Exercise directions » Without any pictures, copy the records below once more, exactly as they are.

(App and web page records)
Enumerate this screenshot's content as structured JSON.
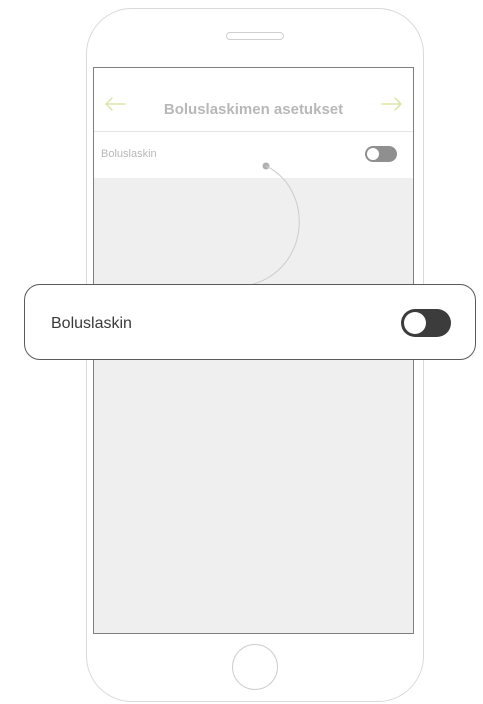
{
  "nav": {
    "title": "Boluslaskimen asetukset",
    "back_icon": "arrow-left-icon",
    "next_icon": "arrow-right-icon",
    "accent_color": "#d9e6a6"
  },
  "setting_row": {
    "label": "Boluslaskin",
    "enabled": false
  },
  "callout": {
    "label": "Boluslaskin",
    "enabled": false
  }
}
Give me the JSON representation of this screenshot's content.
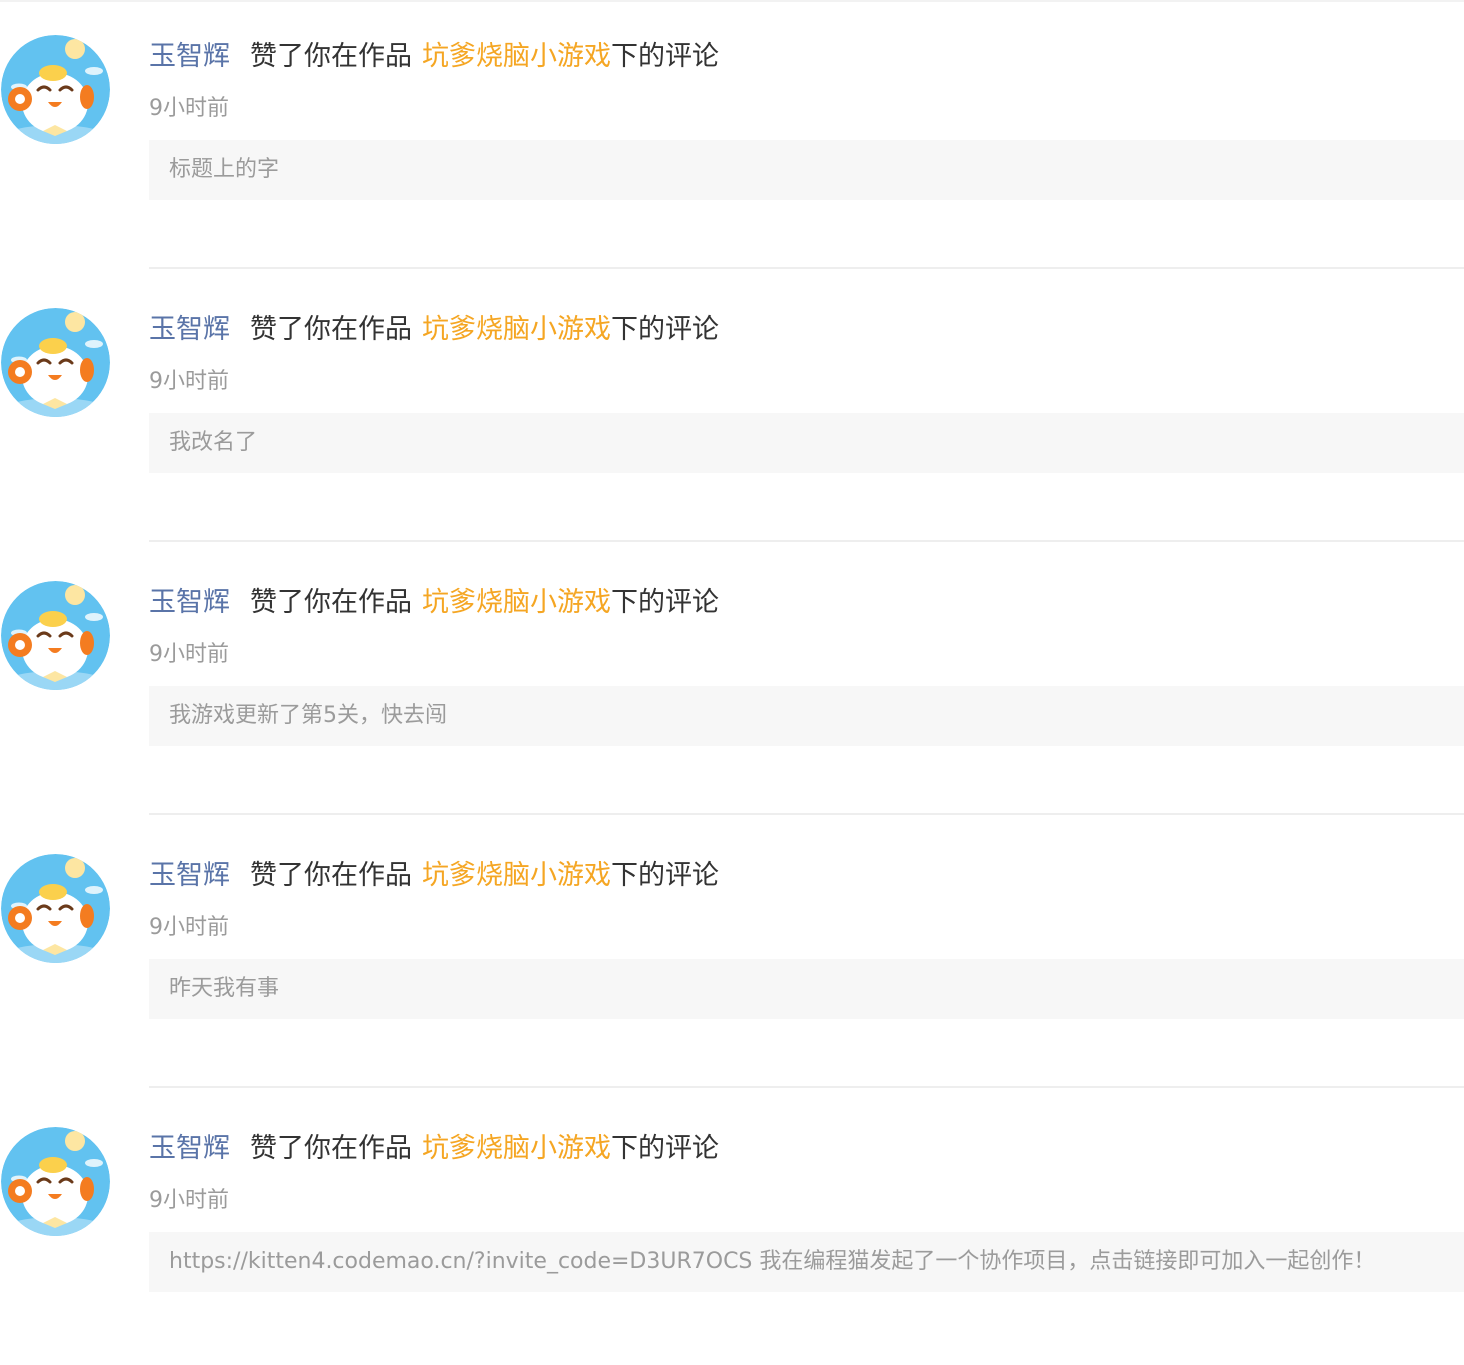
{
  "notifications": [
    {
      "username": "玉智辉",
      "action": "赞了你在作品",
      "work_title": "坑爹烧脑小游戏",
      "suffix": "下的评论",
      "time": "9小时前",
      "comment": "标题上的字",
      "avatar_icon": "cartoon-mascot-icon"
    },
    {
      "username": "玉智辉",
      "action": "赞了你在作品",
      "work_title": "坑爹烧脑小游戏",
      "suffix": "下的评论",
      "time": "9小时前",
      "comment": "我改名了",
      "avatar_icon": "cartoon-mascot-icon"
    },
    {
      "username": "玉智辉",
      "action": "赞了你在作品",
      "work_title": "坑爹烧脑小游戏",
      "suffix": "下的评论",
      "time": "9小时前",
      "comment": "我游戏更新了第5关，快去闯",
      "avatar_icon": "cartoon-mascot-icon"
    },
    {
      "username": "玉智辉",
      "action": "赞了你在作品",
      "work_title": "坑爹烧脑小游戏",
      "suffix": "下的评论",
      "time": "9小时前",
      "comment": "昨天我有事",
      "avatar_icon": "cartoon-mascot-icon"
    },
    {
      "username": "玉智辉",
      "action": "赞了你在作品",
      "work_title": "坑爹烧脑小游戏",
      "suffix": "下的评论",
      "time": "9小时前",
      "comment": "https://kitten4.codemao.cn/?invite_code=D3UR7OCS 我在编程猫发起了一个协作项目，点击链接即可加入一起创作！",
      "avatar_icon": "cartoon-mascot-icon"
    }
  ],
  "colors": {
    "username": "#5a74a8",
    "work_title": "#f5a623",
    "text": "#333333",
    "muted": "#9b9b9b",
    "comment_bg": "#f7f7f7",
    "divider": "#eeeeee"
  }
}
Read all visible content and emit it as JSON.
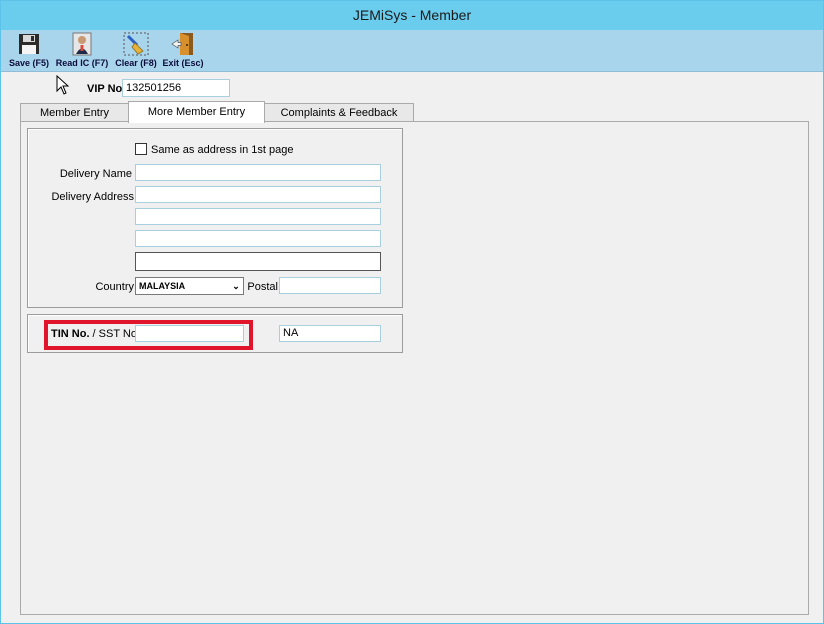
{
  "window": {
    "title": "JEMiSys - Member"
  },
  "toolbar": {
    "save_label": "Save (F5)",
    "read_ic_label": "Read IC (F7)",
    "clear_label": "Clear (F8)",
    "exit_label": "Exit (Esc)",
    "save_icon": "floppy-disk-icon",
    "read_ic_icon": "person-card-icon",
    "clear_icon": "broom-icon",
    "exit_icon": "exit-door-icon"
  },
  "vip": {
    "label": "VIP No.",
    "value": "132501256"
  },
  "tabs": [
    {
      "label": "Member Entry",
      "active": false
    },
    {
      "label": "More Member Entry",
      "active": true
    },
    {
      "label": "Complaints & Feedback",
      "active": false
    }
  ],
  "delivery": {
    "same_address_label": "Same as address in 1st page",
    "same_address_checked": false,
    "name_label": "Delivery Name",
    "name_value": "",
    "address_label": "Delivery Address",
    "address_lines": [
      "",
      "",
      "",
      ""
    ],
    "country_label": "Country",
    "country_value": "MALAYSIA",
    "postal_label": "Postal",
    "postal_value": ""
  },
  "tax": {
    "tin_label_bold": "TIN No.",
    "tin_label_rest": " / SST No.",
    "tin_value": "",
    "sst_value": "NA"
  },
  "colors": {
    "titlebar": "#6bcdee",
    "toolbar": "#a8d4ec",
    "highlight": "#e0142a"
  }
}
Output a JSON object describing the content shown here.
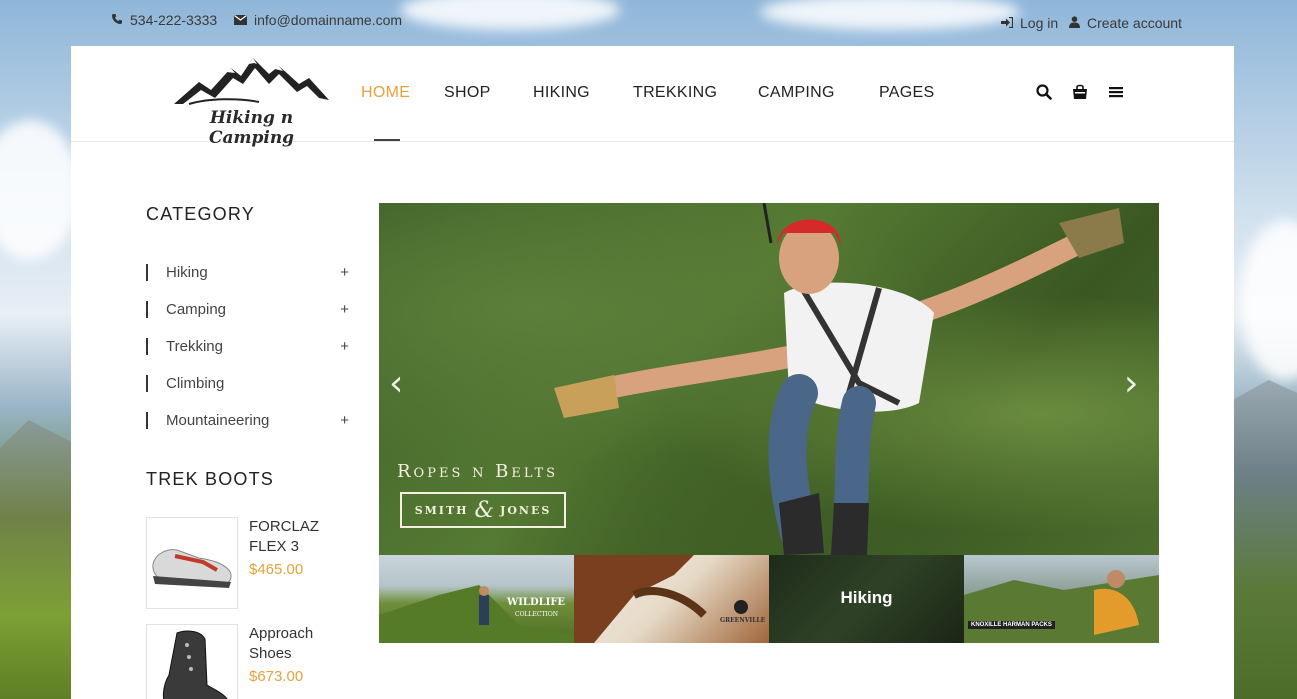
{
  "topbar": {
    "phone": "534-222-3333",
    "email": "info@domainname.com",
    "login": "Log in",
    "create_account": "Create account"
  },
  "logo": {
    "text": "Hiking n Camping"
  },
  "nav": {
    "items": [
      "HOME",
      "SHOP",
      "HIKING",
      "TREKKING",
      "CAMPING",
      "PAGES"
    ],
    "active": "HOME"
  },
  "header_icons": [
    "search-icon",
    "shopping-bag-icon",
    "menu-icon"
  ],
  "sidebar": {
    "category_title": "CATEGORY",
    "categories": [
      {
        "label": "Hiking",
        "expandable": "+"
      },
      {
        "label": "Camping",
        "expandable": "+"
      },
      {
        "label": "Trekking",
        "expandable": "+"
      },
      {
        "label": "Climbing",
        "expandable": ""
      },
      {
        "label": "Mountaineering",
        "expandable": "+"
      }
    ],
    "boots_title": "TREK BOOTS",
    "products": [
      {
        "name": "FORCLAZ FLEX 3",
        "price": "$465.00"
      },
      {
        "name": "Approach Shoes",
        "price": "$673.00"
      }
    ]
  },
  "slider": {
    "brand_line": "Ropes n Belts",
    "brand_left": "SMITH",
    "brand_amp": "&",
    "brand_right": "JONES",
    "prev": "‹",
    "next": "›"
  },
  "thumbnails": [
    {
      "title": "WILDLIFE",
      "subtitle": "COLLECTION"
    },
    {
      "title": "GREENVILLE",
      "subtitle": ""
    },
    {
      "title": "Hiking",
      "subtitle": ""
    },
    {
      "title": "KNOXILLE HARMAN PACKS",
      "subtitle": ""
    }
  ],
  "colors": {
    "accent": "#e6a23c",
    "text": "#333333",
    "panel": "#ffffff"
  }
}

Your response »
Enumerate this screenshot's content as structured JSON.
{
  "nav": {
    "title": "Boluslaskimen asetukset",
    "back_icon": "arrow-left-icon",
    "next_icon": "arrow-right-icon",
    "accent_color": "#d9e6a6"
  },
  "setting_row": {
    "label": "Boluslaskin",
    "enabled": false
  },
  "callout": {
    "label": "Boluslaskin",
    "enabled": false
  }
}
Give me the JSON representation of this screenshot's content.
{
  "notifications": [
    {
      "username": "玉智辉",
      "action": "赞了你在作品",
      "work_title": "坑爹烧脑小游戏",
      "suffix": "下的评论",
      "time": "9小时前",
      "comment": "标题上的字",
      "avatar_icon": "cartoon-mascot-icon"
    },
    {
      "username": "玉智辉",
      "action": "赞了你在作品",
      "work_title": "坑爹烧脑小游戏",
      "suffix": "下的评论",
      "time": "9小时前",
      "comment": "我改名了",
      "avatar_icon": "cartoon-mascot-icon"
    },
    {
      "username": "玉智辉",
      "action": "赞了你在作品",
      "work_title": "坑爹烧脑小游戏",
      "suffix": "下的评论",
      "time": "9小时前",
      "comment": "我游戏更新了第5关，快去闯",
      "avatar_icon": "cartoon-mascot-icon"
    },
    {
      "username": "玉智辉",
      "action": "赞了你在作品",
      "work_title": "坑爹烧脑小游戏",
      "suffix": "下的评论",
      "time": "9小时前",
      "comment": "昨天我有事",
      "avatar_icon": "cartoon-mascot-icon"
    },
    {
      "username": "玉智辉",
      "action": "赞了你在作品",
      "work_title": "坑爹烧脑小游戏",
      "suffix": "下的评论",
      "time": "9小时前",
      "comment": "https://kitten4.codemao.cn/?invite_code=D3UR7OCS 我在编程猫发起了一个协作项目，点击链接即可加入一起创作！",
      "avatar_icon": "cartoon-mascot-icon"
    }
  ],
  "colors": {
    "username": "#5a74a8",
    "work_title": "#f5a623",
    "text": "#333333",
    "muted": "#9b9b9b",
    "comment_bg": "#f7f7f7",
    "divider": "#eeeeee"
  }
}
Read all visible content and emit it as JSON.
{
  "window": {
    "title": "JEMiSys - Member"
  },
  "toolbar": {
    "save_label": "Save (F5)",
    "read_ic_label": "Read IC (F7)",
    "clear_label": "Clear (F8)",
    "exit_label": "Exit (Esc)",
    "save_icon": "floppy-disk-icon",
    "read_ic_icon": "person-card-icon",
    "clear_icon": "broom-icon",
    "exit_icon": "exit-door-icon"
  },
  "vip": {
    "label": "VIP No.",
    "value": "132501256"
  },
  "tabs": [
    {
      "label": "Member Entry",
      "active": false
    },
    {
      "label": "More Member Entry",
      "active": true
    },
    {
      "label": "Complaints & Feedback",
      "active": false
    }
  ],
  "delivery": {
    "same_address_label": "Same as address in 1st page",
    "same_address_checked": false,
    "name_label": "Delivery Name",
    "name_value": "",
    "address_label": "Delivery Address",
    "address_lines": [
      "",
      "",
      "",
      ""
    ],
    "country_label": "Country",
    "country_value": "MALAYSIA",
    "postal_label": "Postal",
    "postal_value": ""
  },
  "tax": {
    "tin_label_bold": "TIN No.",
    "tin_label_rest": " / SST No.",
    "tin_value": "",
    "sst_value": "NA"
  },
  "colors": {
    "titlebar": "#6bcdee",
    "toolbar": "#a8d4ec",
    "highlight": "#e0142a"
  }
}
Output a JSON object describing the content shown here.
{
  "topbar": {
    "phone": "534-222-3333",
    "email": "info@domainname.com",
    "login": "Log in",
    "create_account": "Create account"
  },
  "logo": {
    "text": "Hiking n Camping"
  },
  "nav": {
    "items": [
      "HOME",
      "SHOP",
      "HIKING",
      "TREKKING",
      "CAMPING",
      "PAGES"
    ],
    "active": "HOME"
  },
  "header_icons": [
    "search-icon",
    "shopping-bag-icon",
    "menu-icon"
  ],
  "sidebar": {
    "category_title": "CATEGORY",
    "categories": [
      {
        "label": "Hiking",
        "expandable": "+"
      },
      {
        "label": "Camping",
        "expandable": "+"
      },
      {
        "label": "Trekking",
        "expandable": "+"
      },
      {
        "label": "Climbing",
        "expandable": ""
      },
      {
        "label": "Mountaineering",
        "expandable": "+"
      }
    ],
    "boots_title": "TREK BOOTS",
    "products": [
      {
        "name": "FORCLAZ FLEX 3",
        "price": "$465.00"
      },
      {
        "name": "Approach Shoes",
        "price": "$673.00"
      }
    ]
  },
  "slider": {
    "brand_line": "Ropes n Belts",
    "brand_left": "SMITH",
    "brand_amp": "&",
    "brand_right": "JONES",
    "prev": "‹",
    "next": "›"
  },
  "thumbnails": [
    {
      "title": "WILDLIFE",
      "subtitle": "COLLECTION"
    },
    {
      "title": "GREENVILLE",
      "subtitle": ""
    },
    {
      "title": "Hiking",
      "subtitle": ""
    },
    {
      "title": "KNOXILLE HARMAN PACKS",
      "subtitle": ""
    }
  ],
  "colors": {
    "accent": "#e6a23c",
    "text": "#333333",
    "panel": "#ffffff"
  }
}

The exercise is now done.